(WHAT THIS TASK INVOLVES) Would you copy each line of the data below that has "Ignition"?
───── EXTRACTED ENTRIES
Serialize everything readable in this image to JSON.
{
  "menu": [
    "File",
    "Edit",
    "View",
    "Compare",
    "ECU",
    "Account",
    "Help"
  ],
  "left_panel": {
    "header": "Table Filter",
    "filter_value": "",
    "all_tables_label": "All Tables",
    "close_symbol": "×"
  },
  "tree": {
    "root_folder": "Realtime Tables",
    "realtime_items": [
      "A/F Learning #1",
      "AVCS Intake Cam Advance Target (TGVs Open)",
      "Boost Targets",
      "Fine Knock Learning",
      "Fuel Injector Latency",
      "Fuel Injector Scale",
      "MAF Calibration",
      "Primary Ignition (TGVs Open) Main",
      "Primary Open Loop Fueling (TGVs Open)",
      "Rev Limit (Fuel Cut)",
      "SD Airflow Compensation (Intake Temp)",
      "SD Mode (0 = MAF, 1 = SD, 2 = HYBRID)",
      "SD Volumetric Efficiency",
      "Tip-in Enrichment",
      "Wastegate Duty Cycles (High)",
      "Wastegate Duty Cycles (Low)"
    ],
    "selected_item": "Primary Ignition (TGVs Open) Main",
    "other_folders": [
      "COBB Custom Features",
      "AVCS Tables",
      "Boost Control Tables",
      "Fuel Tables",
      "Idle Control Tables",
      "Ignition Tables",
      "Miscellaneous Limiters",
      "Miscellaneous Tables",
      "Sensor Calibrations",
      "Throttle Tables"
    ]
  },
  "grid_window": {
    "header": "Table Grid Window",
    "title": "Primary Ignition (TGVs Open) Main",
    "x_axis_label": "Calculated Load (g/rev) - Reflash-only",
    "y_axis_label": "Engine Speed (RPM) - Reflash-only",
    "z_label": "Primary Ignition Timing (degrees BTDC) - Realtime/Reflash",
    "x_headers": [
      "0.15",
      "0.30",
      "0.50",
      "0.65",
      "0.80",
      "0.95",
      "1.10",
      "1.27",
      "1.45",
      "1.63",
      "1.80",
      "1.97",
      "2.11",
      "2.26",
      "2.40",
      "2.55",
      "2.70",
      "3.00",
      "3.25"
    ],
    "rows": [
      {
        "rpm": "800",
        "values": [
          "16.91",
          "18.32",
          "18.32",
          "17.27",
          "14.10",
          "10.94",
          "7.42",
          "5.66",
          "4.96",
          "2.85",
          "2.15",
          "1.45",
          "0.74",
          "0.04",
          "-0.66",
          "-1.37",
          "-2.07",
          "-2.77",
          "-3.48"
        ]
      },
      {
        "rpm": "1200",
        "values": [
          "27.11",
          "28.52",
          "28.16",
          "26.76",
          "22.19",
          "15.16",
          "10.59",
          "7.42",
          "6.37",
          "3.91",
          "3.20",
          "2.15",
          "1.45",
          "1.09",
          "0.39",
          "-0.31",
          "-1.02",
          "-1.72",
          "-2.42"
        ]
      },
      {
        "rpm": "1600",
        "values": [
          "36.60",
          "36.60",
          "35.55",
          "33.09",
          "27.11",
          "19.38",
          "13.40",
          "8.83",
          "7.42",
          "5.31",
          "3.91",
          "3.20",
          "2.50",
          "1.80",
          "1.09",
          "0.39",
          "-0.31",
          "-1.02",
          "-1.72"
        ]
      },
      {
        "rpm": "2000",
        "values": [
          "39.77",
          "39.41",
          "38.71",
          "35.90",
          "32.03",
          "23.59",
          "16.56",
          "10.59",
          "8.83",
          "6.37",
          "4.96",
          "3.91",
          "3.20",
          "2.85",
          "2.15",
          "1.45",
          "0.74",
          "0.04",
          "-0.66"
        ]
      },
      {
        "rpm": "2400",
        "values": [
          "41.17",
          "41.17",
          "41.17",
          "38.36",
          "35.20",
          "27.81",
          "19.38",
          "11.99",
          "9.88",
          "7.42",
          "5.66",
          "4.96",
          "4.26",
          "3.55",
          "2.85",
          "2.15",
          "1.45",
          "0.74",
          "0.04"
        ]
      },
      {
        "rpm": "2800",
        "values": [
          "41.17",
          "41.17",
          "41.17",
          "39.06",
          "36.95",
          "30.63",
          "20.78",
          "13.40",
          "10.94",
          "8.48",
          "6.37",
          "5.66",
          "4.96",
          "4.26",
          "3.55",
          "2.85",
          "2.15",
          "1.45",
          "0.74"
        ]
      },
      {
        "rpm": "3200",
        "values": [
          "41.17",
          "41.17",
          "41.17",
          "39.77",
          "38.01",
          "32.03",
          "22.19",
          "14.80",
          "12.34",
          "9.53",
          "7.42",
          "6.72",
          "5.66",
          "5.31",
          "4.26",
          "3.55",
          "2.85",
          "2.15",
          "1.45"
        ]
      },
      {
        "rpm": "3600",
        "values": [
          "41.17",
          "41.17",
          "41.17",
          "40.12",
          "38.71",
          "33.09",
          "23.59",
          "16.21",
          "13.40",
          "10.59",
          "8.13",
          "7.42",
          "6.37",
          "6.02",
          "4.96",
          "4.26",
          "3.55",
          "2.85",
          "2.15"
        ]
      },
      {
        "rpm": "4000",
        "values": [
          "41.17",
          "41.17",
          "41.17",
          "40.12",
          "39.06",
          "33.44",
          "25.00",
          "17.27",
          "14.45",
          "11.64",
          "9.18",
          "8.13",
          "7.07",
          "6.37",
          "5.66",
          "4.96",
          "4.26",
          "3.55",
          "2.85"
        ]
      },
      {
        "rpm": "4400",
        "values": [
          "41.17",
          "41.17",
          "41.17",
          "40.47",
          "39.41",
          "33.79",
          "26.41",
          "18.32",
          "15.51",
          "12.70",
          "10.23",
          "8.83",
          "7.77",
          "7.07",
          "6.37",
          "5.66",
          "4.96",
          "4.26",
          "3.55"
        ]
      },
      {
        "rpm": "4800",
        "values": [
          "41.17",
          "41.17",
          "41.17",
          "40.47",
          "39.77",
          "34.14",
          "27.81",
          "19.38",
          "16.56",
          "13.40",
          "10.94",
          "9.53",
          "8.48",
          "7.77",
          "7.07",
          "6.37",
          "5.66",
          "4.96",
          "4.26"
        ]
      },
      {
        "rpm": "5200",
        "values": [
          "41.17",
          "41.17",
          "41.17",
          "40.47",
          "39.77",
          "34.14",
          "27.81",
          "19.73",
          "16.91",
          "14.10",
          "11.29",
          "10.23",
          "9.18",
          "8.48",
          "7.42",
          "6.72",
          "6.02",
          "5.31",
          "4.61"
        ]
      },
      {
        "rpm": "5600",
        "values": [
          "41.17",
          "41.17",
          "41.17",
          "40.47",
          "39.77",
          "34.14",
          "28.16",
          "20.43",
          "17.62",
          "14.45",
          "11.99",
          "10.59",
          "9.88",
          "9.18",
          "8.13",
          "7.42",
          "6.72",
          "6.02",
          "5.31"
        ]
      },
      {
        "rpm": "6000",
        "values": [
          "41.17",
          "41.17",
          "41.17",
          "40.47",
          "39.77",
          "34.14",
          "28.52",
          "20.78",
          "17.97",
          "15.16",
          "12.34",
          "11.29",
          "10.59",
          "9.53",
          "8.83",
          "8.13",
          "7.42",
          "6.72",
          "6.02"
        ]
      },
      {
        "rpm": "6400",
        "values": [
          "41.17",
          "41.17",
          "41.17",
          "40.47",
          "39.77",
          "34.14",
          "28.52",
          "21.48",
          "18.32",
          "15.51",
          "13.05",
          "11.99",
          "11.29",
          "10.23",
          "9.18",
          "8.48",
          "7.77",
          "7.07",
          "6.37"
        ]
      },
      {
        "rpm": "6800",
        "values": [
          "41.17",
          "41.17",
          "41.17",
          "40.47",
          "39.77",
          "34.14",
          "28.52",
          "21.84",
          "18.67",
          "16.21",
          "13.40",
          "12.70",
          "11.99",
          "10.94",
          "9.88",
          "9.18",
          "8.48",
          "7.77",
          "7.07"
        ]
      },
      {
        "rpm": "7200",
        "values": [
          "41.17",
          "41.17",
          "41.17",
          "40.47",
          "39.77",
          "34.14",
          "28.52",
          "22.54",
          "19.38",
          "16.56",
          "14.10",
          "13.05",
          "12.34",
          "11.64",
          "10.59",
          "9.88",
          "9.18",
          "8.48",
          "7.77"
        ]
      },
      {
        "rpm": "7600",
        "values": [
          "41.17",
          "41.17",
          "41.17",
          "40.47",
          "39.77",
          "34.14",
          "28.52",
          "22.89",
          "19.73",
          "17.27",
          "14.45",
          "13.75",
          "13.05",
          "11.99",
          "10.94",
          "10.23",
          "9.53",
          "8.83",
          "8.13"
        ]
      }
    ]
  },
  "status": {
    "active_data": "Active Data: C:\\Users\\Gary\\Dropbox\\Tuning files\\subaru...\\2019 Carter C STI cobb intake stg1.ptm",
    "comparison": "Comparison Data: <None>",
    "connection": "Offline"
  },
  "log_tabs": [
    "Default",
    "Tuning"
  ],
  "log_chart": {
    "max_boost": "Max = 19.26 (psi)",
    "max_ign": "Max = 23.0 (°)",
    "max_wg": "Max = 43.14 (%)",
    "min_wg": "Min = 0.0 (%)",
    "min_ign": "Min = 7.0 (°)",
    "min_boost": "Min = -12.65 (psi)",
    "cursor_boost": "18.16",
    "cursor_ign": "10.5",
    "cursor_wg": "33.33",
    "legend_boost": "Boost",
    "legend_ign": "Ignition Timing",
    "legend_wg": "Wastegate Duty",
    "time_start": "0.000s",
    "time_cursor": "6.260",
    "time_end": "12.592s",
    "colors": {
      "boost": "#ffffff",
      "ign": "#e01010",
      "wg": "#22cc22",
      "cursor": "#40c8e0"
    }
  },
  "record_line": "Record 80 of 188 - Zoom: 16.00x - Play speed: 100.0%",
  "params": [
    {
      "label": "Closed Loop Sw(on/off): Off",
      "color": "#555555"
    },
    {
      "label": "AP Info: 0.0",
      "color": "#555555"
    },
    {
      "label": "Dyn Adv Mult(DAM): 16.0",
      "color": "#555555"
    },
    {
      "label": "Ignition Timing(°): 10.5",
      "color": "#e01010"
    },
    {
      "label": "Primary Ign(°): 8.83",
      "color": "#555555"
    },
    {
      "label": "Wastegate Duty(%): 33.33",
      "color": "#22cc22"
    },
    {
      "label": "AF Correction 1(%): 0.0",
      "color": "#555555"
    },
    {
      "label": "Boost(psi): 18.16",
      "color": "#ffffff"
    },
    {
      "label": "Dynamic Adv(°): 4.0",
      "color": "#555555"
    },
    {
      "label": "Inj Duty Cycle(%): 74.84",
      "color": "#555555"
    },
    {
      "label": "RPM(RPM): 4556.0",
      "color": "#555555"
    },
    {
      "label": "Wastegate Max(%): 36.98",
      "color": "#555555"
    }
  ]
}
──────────
(RESPONSE TO THE EXERCISE)
      "Primary Ignition (TGVs Open) Main",
    "selected_item": "Primary Ignition (TGVs Open) Main",
      "Ignition Tables",
    "title": "Primary Ignition (TGVs Open) Main",
    "z_label": "Primary Ignition Timing (degrees BTDC) - Realtime/Reflash",
    "legend_ign": "Ignition Timing",
      "label": "Ignition Timing(°): 10.5",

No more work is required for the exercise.